## Data for processing
==============================

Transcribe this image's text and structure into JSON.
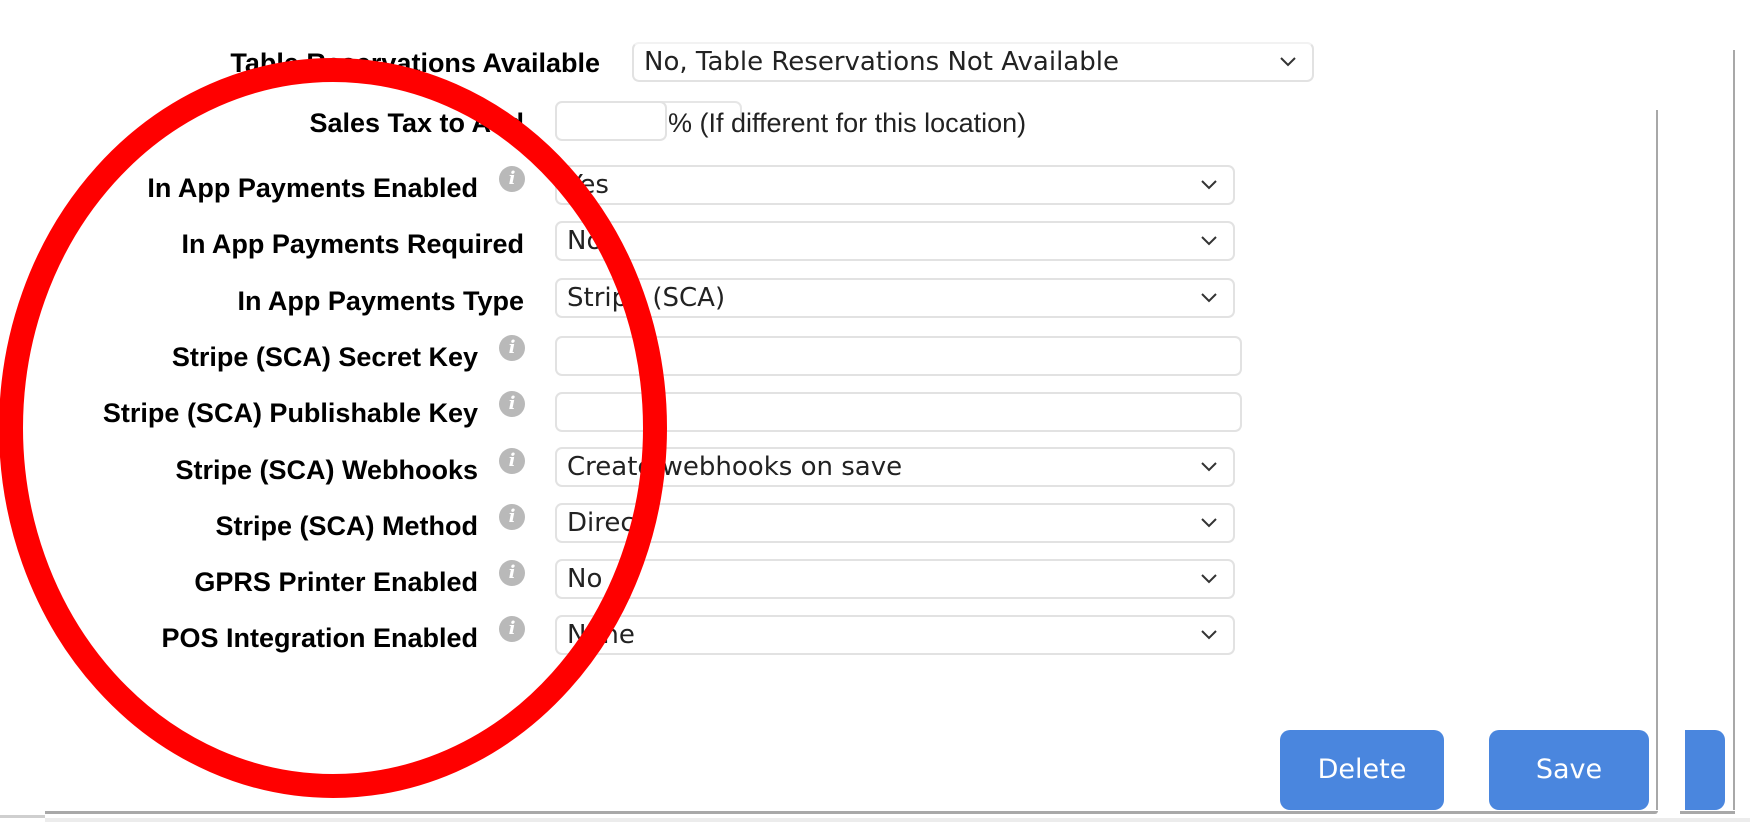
{
  "form": {
    "table_reservations": {
      "label": "Table Reservations Available",
      "value": "No, Table Reservations Not Available"
    },
    "sales_tax": {
      "label": "Sales Tax to Add",
      "value": "",
      "suffix": "% (If different for this location)"
    },
    "fields": [
      {
        "key": "in_app_payments_enabled",
        "label": "In App Payments Enabled",
        "type": "select",
        "value": "Yes",
        "info": true
      },
      {
        "key": "in_app_payments_required",
        "label": "In App Payments Required",
        "type": "select",
        "value": "No",
        "info": false
      },
      {
        "key": "in_app_payments_type",
        "label": "In App Payments Type",
        "type": "select",
        "value": "Stripe (SCA)",
        "info": false
      },
      {
        "key": "stripe_sca_secret_key",
        "label": "Stripe (SCA) Secret Key",
        "type": "text",
        "value": "",
        "info": true
      },
      {
        "key": "stripe_sca_publishable_key",
        "label": "Stripe (SCA) Publishable Key",
        "type": "text",
        "value": "",
        "info": true
      },
      {
        "key": "stripe_sca_webhooks",
        "label": "Stripe (SCA) Webhooks",
        "type": "select",
        "value": "Create webhooks on save",
        "info": true
      },
      {
        "key": "stripe_sca_method",
        "label": "Stripe (SCA) Method",
        "type": "select",
        "value": "Direct",
        "info": true
      },
      {
        "key": "gprs_printer_enabled",
        "label": "GPRS Printer Enabled",
        "type": "select",
        "value": "No",
        "info": true
      },
      {
        "key": "pos_integration_enabled",
        "label": "POS Integration Enabled",
        "type": "select",
        "value": "None",
        "info": true
      }
    ]
  },
  "icons": {
    "info": "i",
    "chevron": "chevron-down-icon"
  },
  "actions": {
    "delete_label": "Delete",
    "save_label": "Save"
  },
  "annotation": {
    "shape": "ellipse",
    "color": "#ff0000"
  },
  "colors": {
    "button": "#4a86de",
    "info_icon": "#b9b9b9",
    "border": "#e2e2e2"
  }
}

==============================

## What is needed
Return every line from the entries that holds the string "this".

## Solution to the problem
Transcribe this image's text and structure into JSON.
      "suffix": "% (If different for this location)"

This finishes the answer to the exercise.